Sports Trading Bibliography

I was asked the other day for suggestions about books that might help a fellow IT professional (Bernard) get up to speed on the exchanges a little faster than usual, and since he didn’t leave an e-mail address, I shall put some ideas out here.

When I began sports trading in 2004, I read the same Betfair specific books as everyone else – Lay, Back and Think Of Winning by Nigel Paul was I believe the first, soon followed by Game, Set And Matched by Iain Flecher. Neither are going to make you rich any time soon, but they are easy reads for an introduction to the exchanges.

I also read Racing Post's The Definitive Guide To Betting Exchanges edited by Paul Kealy and Winning On Bettfair For Dummies. These are all basic stuff though, and unless you are a complete novice, you’ll probably not get too much out of them.

I read a number of financial trading books which helped, notably:

Trade Your Way to Financial Freedom by Van K Tharp

Financial Freedom Through Electronic Day Trading by Van K Tharp

The Way Of The Warrior-Trader by Richard McCall

Way Of The Turtle by Curtis M Faith

High Probability Trading by Marcel Link

Trading For A Living by Dr. Alexander Elder

Binary Betting by John Piper

Other non-sporting suggestions are:

Fooled By Randomness by Nassim Nicholas Taleb

Reminiscences Of A Stock Operator by Edwin Lefevre (Jesse Livermore)

Sports Specific:

Mathletics: How Gamblers, Managers, and Sports Enthusiasts Use Mathematics in Baseball, Basketball, and Football by Wayne L Winston

Profitable Football Betting by Paul Steele

The Complete Book Of Sports Betting by Jack Moore

Moneyball by Michael Lewis

Just a few suggestions from my collection, and develop at least a basic understanding of probability. Probability for Dummies by Deborah Rumsey PhD is as good a place to start as any.

With a background in IT, Bernard is well placed to be successful and while the books above are helpful in that they set the mind working, (you need your own ideas), but there is no substitute for experience.

It never was my thinking that made the big money for me. It always was my sitting. Got that? My sitting tight! It is no trick at all to be right on the market. You always find lots of early bulls in bull markets and early bears in bear markets. I've known many men who were right at exactly the right time, and began buying or selling stocks when prices were at the very level which should show the greatest profit. And their experience invariably matched mine--that is, they made no real money out of it. Men who can both be right and sit tight are uncommon" - Jesse Livermore

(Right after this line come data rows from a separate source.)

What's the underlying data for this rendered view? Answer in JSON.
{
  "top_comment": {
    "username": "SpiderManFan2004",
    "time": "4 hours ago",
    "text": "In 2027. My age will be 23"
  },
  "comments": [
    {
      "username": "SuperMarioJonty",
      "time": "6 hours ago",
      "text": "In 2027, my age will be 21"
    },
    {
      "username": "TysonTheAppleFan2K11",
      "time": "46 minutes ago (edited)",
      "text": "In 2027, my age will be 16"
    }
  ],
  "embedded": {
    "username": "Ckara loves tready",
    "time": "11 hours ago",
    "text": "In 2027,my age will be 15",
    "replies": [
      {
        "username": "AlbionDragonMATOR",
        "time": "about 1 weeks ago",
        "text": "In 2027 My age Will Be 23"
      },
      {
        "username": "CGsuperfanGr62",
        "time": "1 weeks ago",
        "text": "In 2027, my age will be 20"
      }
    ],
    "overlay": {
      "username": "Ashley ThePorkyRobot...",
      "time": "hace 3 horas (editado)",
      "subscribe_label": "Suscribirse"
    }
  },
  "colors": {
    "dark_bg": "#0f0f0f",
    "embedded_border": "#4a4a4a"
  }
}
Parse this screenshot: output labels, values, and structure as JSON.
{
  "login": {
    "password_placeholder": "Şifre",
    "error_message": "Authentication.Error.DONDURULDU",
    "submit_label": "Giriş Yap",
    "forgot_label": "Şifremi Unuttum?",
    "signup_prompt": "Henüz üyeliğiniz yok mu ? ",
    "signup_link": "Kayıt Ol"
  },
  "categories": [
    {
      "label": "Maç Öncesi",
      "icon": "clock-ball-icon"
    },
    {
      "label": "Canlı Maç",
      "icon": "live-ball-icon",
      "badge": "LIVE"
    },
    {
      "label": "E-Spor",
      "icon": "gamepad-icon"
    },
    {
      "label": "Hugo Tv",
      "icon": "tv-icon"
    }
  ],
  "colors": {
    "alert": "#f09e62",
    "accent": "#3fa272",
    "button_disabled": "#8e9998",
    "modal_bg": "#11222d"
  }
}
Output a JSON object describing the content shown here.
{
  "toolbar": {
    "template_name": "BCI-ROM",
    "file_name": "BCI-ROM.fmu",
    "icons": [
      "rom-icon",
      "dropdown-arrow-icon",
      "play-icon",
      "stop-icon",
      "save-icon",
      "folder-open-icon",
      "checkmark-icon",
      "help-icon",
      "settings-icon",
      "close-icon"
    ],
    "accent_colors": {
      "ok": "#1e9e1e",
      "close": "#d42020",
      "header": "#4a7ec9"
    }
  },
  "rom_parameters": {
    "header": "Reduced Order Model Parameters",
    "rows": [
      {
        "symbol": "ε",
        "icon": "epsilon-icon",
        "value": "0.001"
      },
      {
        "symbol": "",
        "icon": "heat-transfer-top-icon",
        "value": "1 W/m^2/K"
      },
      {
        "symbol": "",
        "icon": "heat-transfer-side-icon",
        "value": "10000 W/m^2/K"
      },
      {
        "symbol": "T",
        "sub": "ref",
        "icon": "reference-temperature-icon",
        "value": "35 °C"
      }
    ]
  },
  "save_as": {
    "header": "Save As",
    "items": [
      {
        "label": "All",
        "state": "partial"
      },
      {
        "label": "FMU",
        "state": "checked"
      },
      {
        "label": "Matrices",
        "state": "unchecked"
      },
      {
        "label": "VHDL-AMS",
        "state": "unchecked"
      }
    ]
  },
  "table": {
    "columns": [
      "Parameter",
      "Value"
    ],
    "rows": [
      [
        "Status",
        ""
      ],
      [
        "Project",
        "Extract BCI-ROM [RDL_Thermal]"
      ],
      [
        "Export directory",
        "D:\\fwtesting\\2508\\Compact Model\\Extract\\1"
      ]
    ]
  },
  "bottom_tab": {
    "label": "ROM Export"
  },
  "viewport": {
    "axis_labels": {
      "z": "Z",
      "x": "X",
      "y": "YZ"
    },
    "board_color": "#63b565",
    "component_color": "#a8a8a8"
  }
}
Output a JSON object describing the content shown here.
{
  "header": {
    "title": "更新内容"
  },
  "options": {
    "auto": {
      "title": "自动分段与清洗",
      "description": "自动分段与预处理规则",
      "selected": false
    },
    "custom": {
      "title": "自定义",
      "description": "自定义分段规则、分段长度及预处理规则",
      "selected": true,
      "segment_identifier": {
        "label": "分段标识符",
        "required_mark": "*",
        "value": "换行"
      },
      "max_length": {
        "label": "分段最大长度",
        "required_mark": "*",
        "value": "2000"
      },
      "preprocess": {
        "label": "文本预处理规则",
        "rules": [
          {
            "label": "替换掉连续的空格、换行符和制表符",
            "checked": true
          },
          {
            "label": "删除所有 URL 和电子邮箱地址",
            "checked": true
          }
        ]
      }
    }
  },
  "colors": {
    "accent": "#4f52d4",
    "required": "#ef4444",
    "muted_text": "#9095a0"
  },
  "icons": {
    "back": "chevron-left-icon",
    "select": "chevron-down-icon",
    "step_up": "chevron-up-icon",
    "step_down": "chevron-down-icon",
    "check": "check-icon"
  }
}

1 comment:

Mark said...

Hi Cassini

Thanks for posting this information up. I have read some of the books on your list and have now added the rest to my Amazon wish list. One other book that is popular and recommended by quite a few other bloggers is ‘Trading the Zone’ by Mark Douglas.

I believe that you are quite correct about there being no substitute for experience. I would also like to add my own personal view (that I will probably get shot down for) that paper trading is of little value as a learning tool.

I believe that there is no real benefit to be gained from paper trading, apart from showing the very basic mechanics of how a method works. I for one prefer not to paper trade but to use minimum stakes.

The reason for my aversion to paper trading is that it does not affect our emotional state. I could paper trade and loose half my virtual bank of one million pounds and I would not be affected at all by the experience, but if I had a bank of just ten pounds sterling and lost half of it during my testing, I would be exposed to mild versions of the emotions that go along with the trading for more substantial sums.

Also when trading using minimum stakes we have to physically put trades on and lay them off, which can highlight potential problems with trading software etc that virtual trading can not.

Thanks again